Your answer should repeat every record verbatim.

------ Records supplied

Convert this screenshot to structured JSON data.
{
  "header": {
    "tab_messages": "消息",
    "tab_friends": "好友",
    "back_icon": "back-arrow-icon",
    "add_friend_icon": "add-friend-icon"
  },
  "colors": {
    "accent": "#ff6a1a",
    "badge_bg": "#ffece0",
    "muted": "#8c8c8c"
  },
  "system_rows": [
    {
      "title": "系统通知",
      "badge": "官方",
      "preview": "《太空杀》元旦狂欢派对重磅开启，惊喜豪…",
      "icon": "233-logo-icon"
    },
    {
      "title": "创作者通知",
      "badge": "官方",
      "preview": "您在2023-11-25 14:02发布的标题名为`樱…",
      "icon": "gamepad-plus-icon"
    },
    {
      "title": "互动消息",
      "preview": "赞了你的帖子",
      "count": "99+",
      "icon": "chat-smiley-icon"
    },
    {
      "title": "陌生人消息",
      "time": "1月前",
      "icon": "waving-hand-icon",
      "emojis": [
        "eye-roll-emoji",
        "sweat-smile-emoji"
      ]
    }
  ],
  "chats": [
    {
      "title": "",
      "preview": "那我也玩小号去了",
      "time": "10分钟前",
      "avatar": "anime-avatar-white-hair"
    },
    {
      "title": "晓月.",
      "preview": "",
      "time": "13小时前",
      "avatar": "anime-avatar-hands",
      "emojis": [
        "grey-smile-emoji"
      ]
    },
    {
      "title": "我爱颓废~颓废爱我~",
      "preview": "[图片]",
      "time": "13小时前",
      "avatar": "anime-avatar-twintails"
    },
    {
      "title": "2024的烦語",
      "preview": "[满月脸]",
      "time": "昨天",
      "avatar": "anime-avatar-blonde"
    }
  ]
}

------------

## Answer for the task
Convert this screenshot to structured JSON data.
{
  "header": {
    "tab_messages": "消息",
    "tab_friends": "好友",
    "back_icon": "back-arrow-icon",
    "add_friend_icon": "add-friend-icon"
  },
  "colors": {
    "accent": "#ff6a1a",
    "badge_bg": "#ffece0",
    "muted": "#8c8c8c"
  },
  "system_rows": [
    {
      "title": "系统通知",
      "badge": "官方",
      "preview": "《太空杀》元旦狂欢派对重磅开启，惊喜豪…",
      "icon": "233-logo-icon"
    },
    {
      "title": "创作者通知",
      "badge": "官方",
      "preview": "您在2023-11-25 14:02发布的标题名为`樱…",
      "icon": "gamepad-plus-icon"
    },
    {
      "title": "互动消息",
      "preview": "赞了你的帖子",
      "count": "99+",
      "icon": "chat-smiley-icon"
    },
    {
      "title": "陌生人消息",
      "time": "1月前",
      "icon": "waving-hand-icon",
      "emojis": [
        "eye-roll-emoji",
        "sweat-smile-emoji"
      ]
    }
  ],
  "chats": [
    {
      "title": "",
      "preview": "那我也玩小号去了",
      "time": "10分钟前",
      "avatar": "anime-avatar-white-hair"
    },
    {
      "title": "晓月.",
      "preview": "",
      "time": "13小时前",
      "avatar": "anime-avatar-hands",
      "emojis": [
        "grey-smile-emoji"
      ]
    },
    {
      "title": "我爱颓废~颓废爱我~",
      "preview": "[图片]",
      "time": "13小时前",
      "avatar": "anime-avatar-twintails"
    },
    {
      "title": "2024的烦語",
      "preview": "[满月脸]",
      "time": "昨天",
      "avatar": "anime-avatar-blonde"
    }
  ]
}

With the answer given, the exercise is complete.